[DESCRIPTION OF THE TASK] Your answer must be every line of the data below that holds the string "placeholder", copied exactly.

Website and app data records
= Beginning of Section =

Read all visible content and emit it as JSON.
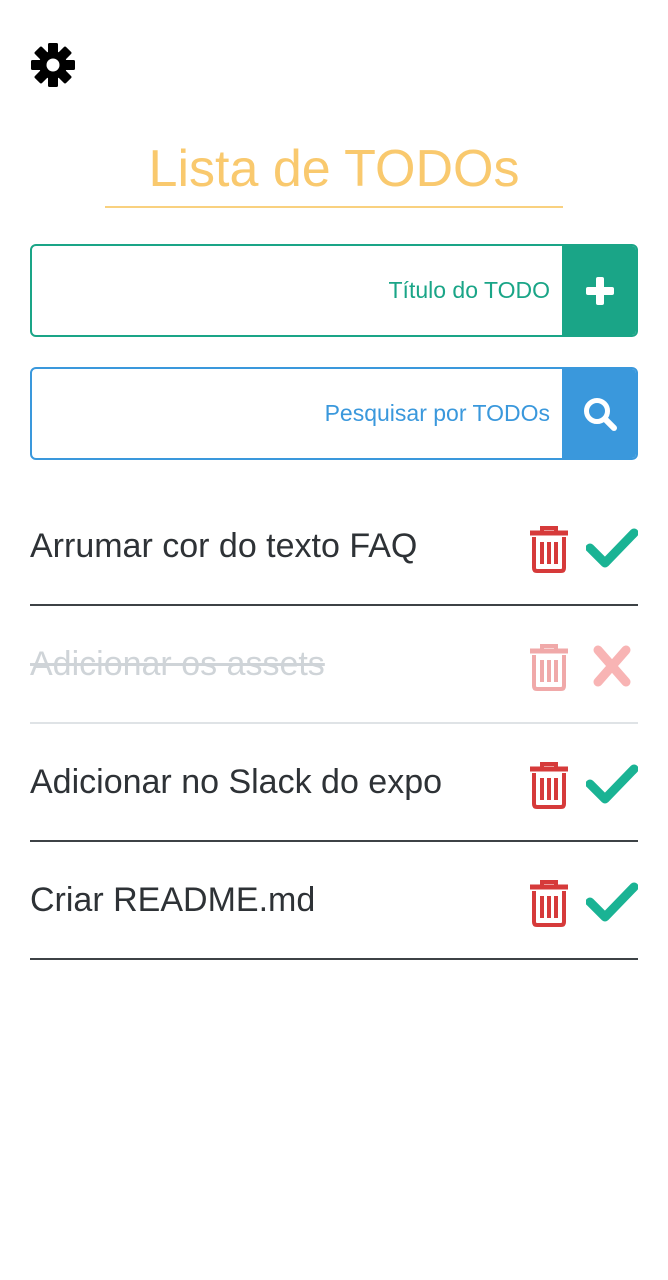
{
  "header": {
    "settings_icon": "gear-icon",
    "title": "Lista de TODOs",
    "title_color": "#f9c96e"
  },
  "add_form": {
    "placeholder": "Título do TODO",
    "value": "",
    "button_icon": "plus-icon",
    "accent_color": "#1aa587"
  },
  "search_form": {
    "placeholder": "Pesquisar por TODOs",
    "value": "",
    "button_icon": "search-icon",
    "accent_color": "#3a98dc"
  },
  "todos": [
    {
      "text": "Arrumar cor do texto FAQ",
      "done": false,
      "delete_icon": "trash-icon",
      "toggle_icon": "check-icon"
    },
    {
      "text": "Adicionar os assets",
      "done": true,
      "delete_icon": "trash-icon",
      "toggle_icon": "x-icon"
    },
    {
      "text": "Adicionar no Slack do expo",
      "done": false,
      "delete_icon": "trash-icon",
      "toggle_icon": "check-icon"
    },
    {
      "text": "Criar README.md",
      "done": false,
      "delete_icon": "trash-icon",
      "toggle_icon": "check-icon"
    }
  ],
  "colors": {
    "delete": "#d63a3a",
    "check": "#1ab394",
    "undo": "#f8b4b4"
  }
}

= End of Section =
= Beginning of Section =

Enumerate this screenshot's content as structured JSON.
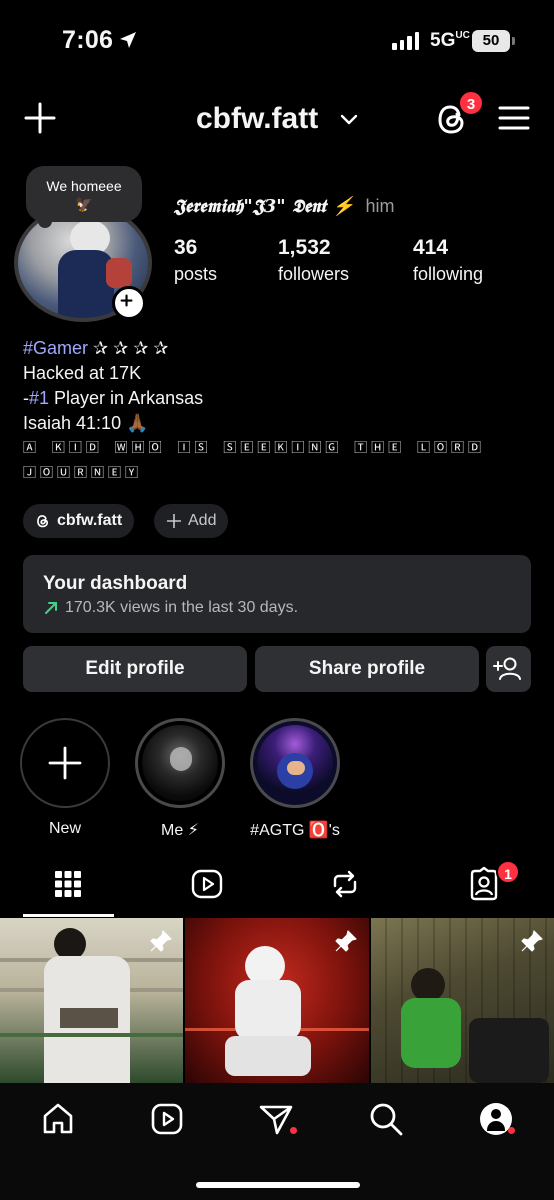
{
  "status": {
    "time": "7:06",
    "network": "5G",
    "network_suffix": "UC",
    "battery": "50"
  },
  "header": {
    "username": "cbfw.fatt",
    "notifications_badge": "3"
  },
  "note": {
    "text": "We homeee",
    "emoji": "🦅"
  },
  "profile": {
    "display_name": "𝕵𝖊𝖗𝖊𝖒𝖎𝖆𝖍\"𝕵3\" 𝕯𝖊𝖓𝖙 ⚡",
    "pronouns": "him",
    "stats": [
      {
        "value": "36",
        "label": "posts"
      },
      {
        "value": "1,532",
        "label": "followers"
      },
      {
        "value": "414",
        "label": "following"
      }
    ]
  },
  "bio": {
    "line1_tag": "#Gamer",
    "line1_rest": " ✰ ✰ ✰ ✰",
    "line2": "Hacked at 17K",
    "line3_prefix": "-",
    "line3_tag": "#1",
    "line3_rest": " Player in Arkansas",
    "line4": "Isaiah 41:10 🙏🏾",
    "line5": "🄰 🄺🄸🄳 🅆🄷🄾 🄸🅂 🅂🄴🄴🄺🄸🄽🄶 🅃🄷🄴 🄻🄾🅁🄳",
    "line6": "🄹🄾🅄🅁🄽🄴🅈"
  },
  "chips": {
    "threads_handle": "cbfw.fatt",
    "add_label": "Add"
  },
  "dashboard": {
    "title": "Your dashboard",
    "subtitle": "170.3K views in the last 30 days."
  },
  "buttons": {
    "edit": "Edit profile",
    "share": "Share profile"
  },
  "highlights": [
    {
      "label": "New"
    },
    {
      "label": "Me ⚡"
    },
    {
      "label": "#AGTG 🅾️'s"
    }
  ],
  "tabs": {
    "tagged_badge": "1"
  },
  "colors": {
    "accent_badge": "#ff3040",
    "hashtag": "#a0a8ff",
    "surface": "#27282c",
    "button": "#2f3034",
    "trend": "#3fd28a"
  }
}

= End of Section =

[OUTPUT OF THE EXERCISE]
    "placeholder": "Título do TODO",
    "placeholder": "Pesquisar por TODOs",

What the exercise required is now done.